─── Given information
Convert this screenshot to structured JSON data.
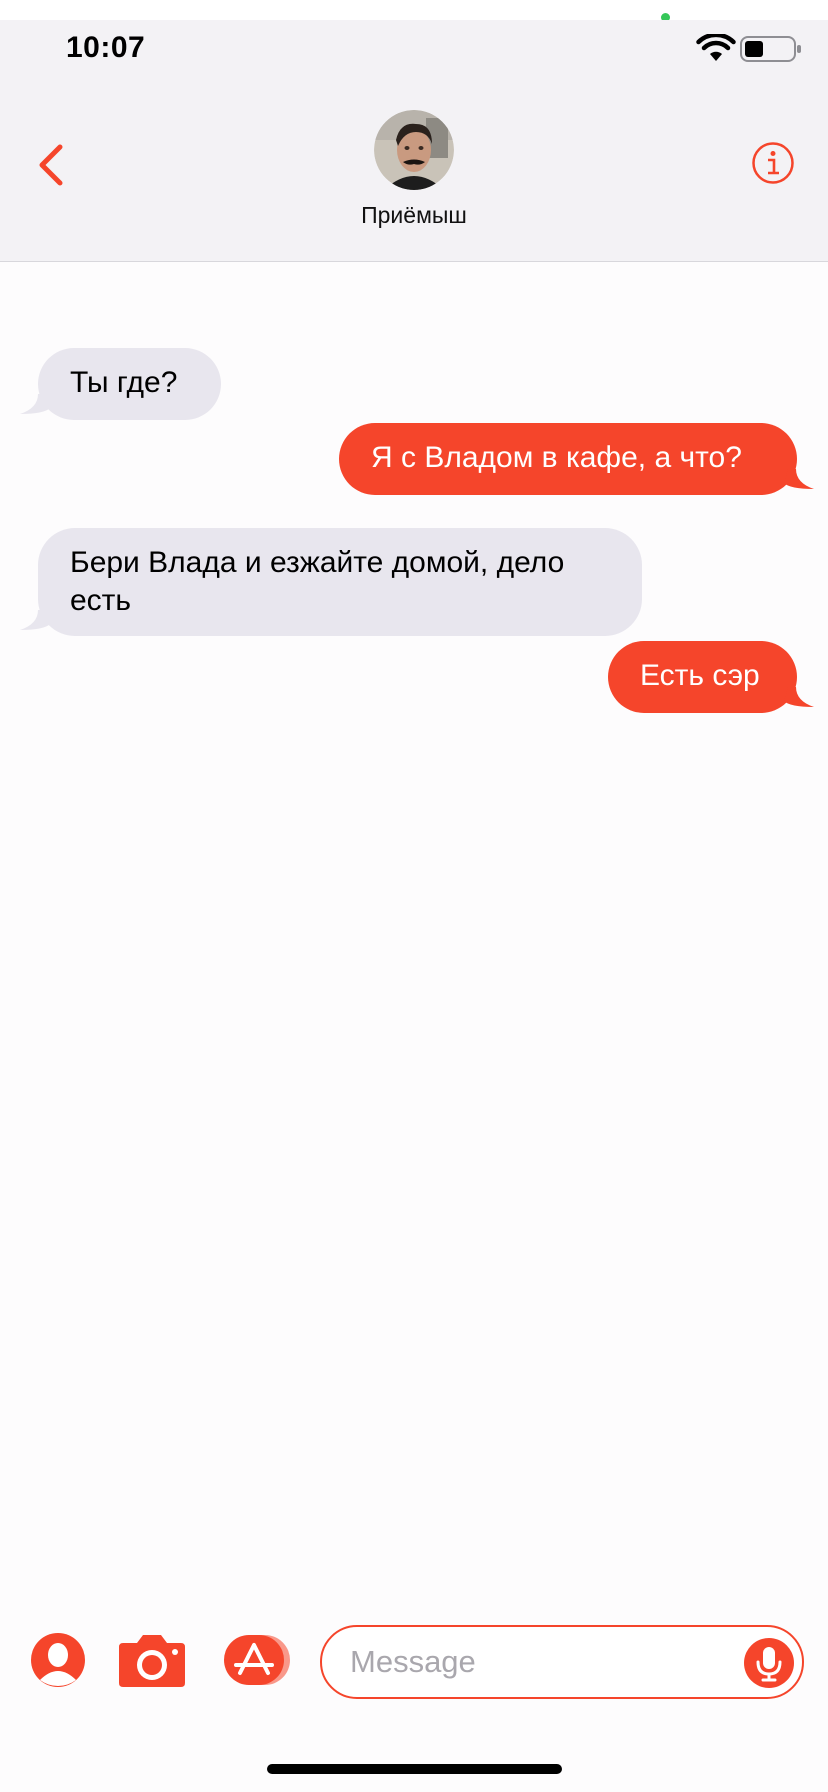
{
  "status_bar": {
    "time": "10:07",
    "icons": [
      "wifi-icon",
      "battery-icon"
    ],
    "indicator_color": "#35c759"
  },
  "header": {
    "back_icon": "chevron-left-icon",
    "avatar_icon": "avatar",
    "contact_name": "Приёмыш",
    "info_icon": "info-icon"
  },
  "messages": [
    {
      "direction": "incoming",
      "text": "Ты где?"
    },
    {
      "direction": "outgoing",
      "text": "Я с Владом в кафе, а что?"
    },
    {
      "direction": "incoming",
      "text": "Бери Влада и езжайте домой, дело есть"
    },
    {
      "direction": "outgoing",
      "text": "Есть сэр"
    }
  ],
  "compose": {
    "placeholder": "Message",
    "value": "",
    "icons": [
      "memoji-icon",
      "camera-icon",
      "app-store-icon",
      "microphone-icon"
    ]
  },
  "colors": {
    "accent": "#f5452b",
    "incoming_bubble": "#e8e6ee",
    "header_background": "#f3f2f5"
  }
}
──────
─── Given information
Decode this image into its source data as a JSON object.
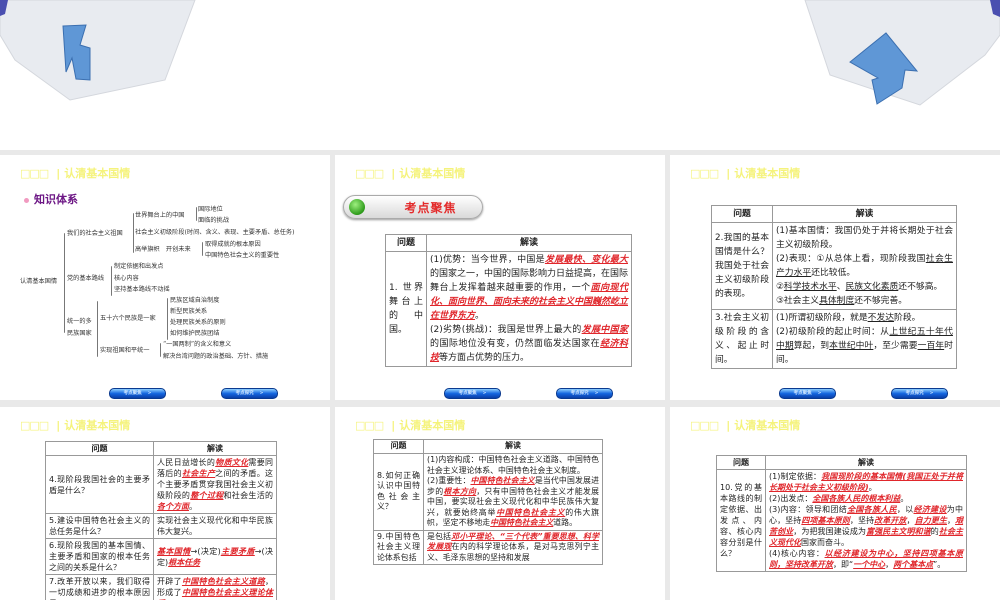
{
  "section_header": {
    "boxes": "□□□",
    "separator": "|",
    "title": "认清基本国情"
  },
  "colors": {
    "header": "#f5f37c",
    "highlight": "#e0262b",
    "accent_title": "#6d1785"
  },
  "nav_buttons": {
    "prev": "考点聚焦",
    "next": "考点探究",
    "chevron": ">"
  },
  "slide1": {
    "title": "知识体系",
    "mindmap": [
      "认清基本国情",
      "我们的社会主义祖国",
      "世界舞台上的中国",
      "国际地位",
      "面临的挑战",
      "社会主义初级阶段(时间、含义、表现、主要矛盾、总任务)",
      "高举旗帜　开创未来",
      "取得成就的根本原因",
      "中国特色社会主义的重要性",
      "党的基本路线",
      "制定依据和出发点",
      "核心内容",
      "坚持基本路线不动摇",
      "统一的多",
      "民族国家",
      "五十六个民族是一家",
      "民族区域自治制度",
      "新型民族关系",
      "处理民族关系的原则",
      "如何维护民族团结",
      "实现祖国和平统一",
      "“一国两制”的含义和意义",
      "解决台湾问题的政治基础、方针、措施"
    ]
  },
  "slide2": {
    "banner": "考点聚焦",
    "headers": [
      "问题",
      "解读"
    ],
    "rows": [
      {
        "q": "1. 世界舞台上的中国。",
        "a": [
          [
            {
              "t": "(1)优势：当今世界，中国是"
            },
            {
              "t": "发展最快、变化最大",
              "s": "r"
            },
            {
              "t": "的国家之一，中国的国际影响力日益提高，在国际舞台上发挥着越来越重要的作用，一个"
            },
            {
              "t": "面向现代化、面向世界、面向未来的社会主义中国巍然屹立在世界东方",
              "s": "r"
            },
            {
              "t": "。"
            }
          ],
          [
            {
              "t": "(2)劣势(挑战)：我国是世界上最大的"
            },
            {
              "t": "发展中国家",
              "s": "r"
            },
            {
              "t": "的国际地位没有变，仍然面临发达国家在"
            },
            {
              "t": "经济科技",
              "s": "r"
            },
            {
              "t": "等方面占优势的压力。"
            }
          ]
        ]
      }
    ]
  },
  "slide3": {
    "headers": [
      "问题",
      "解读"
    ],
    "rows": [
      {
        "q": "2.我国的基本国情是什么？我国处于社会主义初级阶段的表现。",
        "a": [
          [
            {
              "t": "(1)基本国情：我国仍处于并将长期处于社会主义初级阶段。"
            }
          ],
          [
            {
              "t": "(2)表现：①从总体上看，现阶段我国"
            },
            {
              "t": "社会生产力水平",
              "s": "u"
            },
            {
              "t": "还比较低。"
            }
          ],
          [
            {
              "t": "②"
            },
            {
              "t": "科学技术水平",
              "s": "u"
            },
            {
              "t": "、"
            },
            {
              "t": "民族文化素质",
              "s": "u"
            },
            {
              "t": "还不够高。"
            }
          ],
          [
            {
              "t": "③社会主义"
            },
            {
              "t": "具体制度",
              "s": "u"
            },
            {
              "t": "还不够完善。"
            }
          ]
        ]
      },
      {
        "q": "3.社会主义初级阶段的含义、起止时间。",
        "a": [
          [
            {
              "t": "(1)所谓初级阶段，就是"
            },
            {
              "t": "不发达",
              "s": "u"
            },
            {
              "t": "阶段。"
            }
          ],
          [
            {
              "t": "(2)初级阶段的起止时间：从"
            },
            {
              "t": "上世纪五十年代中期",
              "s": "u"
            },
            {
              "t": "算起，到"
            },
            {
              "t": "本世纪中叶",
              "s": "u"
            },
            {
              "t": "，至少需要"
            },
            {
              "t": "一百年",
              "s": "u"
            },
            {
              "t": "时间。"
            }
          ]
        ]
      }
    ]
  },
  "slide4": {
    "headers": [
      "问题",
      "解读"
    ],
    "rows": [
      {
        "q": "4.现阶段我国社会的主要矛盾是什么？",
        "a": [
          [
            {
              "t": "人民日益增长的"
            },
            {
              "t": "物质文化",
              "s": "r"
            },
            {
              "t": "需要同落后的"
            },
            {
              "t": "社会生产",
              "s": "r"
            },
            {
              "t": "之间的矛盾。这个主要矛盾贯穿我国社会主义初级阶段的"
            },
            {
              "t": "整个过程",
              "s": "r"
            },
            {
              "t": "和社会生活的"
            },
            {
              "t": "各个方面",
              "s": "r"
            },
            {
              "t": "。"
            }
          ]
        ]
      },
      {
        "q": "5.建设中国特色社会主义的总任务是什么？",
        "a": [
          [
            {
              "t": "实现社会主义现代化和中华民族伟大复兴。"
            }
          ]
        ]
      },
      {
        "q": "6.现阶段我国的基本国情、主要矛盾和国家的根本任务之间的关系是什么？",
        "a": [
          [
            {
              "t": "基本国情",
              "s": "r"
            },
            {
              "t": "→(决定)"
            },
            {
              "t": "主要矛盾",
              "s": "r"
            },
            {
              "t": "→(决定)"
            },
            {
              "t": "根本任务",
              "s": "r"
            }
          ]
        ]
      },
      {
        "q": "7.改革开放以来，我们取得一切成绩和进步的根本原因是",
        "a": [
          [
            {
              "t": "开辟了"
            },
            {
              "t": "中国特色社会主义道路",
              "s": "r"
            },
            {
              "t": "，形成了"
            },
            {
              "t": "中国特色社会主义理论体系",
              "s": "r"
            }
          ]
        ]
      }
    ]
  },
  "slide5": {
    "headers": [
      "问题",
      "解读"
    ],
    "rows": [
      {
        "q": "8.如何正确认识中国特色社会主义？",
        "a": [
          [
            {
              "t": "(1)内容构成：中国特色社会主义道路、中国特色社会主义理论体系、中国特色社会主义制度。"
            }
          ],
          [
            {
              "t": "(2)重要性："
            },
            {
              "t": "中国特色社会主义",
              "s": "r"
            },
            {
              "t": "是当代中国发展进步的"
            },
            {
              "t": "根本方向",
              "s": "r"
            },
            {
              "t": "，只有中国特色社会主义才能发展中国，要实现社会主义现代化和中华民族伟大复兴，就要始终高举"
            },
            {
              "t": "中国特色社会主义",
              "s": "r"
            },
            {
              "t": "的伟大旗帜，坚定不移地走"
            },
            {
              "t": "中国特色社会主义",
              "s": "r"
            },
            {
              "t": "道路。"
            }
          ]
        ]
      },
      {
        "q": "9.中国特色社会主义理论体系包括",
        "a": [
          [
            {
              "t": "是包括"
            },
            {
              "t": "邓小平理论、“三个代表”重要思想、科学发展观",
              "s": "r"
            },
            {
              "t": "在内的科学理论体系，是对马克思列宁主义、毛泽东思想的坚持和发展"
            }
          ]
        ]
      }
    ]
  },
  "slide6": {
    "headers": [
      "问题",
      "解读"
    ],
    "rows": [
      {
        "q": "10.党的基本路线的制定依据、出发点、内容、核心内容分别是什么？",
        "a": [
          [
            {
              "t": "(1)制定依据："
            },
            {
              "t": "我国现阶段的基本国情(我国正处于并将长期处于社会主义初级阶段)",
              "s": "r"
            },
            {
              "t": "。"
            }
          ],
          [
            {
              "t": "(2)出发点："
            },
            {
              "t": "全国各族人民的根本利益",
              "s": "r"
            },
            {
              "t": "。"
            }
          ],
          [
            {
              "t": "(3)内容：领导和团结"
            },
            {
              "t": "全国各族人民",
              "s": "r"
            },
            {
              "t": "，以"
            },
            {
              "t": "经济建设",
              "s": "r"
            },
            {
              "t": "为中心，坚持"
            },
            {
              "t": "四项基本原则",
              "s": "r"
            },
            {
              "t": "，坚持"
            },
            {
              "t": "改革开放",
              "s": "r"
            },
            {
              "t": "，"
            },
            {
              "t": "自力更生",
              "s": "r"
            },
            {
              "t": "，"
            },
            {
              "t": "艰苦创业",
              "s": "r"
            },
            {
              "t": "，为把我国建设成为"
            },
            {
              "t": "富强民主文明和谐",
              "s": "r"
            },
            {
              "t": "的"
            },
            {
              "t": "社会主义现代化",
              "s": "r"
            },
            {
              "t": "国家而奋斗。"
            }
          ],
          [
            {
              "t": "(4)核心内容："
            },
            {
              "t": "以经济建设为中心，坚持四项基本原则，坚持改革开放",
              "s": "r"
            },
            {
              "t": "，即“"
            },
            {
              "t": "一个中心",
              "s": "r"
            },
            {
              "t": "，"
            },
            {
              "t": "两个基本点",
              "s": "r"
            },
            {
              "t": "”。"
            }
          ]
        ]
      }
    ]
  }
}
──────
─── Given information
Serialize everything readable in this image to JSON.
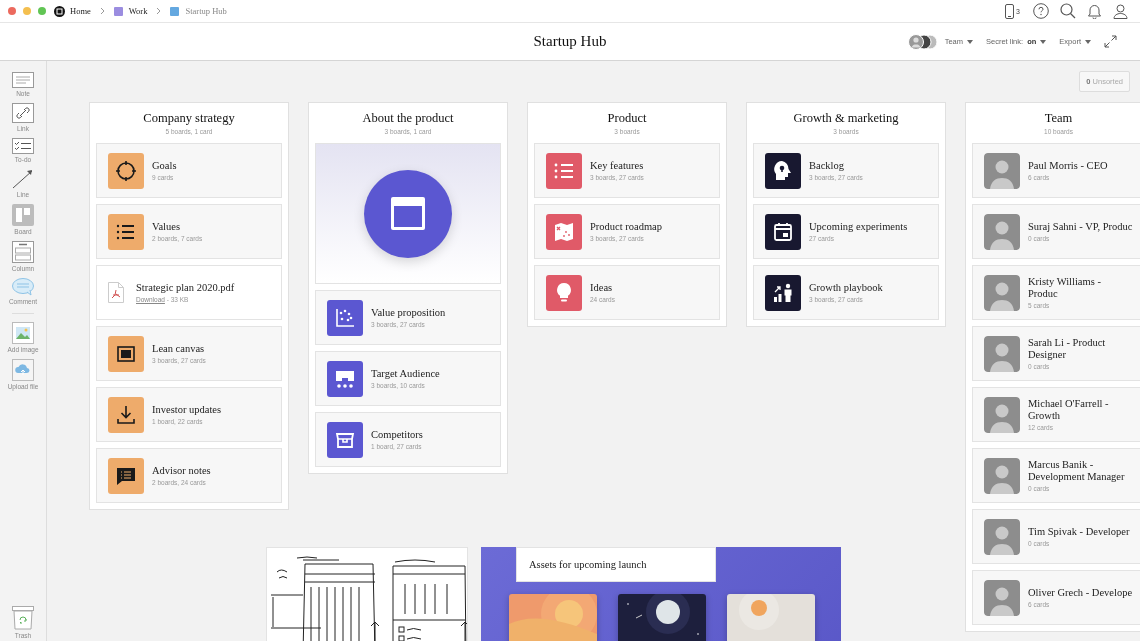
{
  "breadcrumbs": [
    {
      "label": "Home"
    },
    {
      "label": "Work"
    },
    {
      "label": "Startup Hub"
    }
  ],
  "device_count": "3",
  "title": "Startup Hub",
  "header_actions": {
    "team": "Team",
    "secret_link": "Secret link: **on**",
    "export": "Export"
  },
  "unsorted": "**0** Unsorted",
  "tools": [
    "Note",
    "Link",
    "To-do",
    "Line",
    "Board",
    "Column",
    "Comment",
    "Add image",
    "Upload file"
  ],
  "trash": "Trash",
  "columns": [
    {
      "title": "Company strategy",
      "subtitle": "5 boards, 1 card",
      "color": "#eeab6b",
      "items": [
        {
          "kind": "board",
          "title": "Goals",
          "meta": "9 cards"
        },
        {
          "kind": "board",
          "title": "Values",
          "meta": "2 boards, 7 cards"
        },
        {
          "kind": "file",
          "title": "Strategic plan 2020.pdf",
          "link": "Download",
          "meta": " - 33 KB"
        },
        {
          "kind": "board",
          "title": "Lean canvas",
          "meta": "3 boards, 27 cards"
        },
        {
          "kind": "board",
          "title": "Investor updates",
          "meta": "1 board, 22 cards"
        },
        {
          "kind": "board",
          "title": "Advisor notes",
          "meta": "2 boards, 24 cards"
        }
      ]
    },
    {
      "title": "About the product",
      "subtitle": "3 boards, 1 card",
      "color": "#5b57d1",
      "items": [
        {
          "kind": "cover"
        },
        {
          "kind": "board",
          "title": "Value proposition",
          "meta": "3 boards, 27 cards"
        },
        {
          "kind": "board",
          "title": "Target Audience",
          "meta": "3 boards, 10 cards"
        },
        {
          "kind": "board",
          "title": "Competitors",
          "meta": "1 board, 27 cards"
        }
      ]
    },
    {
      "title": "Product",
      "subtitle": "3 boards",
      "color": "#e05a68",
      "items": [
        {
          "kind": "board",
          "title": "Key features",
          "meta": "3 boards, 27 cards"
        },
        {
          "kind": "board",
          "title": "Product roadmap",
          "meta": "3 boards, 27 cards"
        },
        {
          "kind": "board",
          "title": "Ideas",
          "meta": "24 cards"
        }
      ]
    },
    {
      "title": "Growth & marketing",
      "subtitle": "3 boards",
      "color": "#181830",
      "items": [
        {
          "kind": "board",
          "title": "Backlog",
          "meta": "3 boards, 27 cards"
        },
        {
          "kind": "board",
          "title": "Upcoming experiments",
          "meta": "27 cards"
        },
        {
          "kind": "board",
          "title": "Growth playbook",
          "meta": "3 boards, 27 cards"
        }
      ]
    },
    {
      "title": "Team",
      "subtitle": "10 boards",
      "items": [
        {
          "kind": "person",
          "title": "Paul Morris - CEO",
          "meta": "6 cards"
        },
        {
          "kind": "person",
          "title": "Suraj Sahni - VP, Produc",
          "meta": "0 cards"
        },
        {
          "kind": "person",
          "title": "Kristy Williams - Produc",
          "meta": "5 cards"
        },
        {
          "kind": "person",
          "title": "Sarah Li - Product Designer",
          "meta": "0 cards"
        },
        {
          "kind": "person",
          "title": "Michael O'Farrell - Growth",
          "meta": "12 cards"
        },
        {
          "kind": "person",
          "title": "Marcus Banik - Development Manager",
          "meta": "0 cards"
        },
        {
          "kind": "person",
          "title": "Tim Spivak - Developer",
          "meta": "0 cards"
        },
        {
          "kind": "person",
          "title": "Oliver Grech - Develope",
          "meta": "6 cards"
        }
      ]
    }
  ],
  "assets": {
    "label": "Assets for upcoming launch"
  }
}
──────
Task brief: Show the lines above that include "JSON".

Your solution:
Convert this screenshot to structured JSON data.
Decode this image into its source data as a JSON object.
Serialize everything readable in this image to JSON.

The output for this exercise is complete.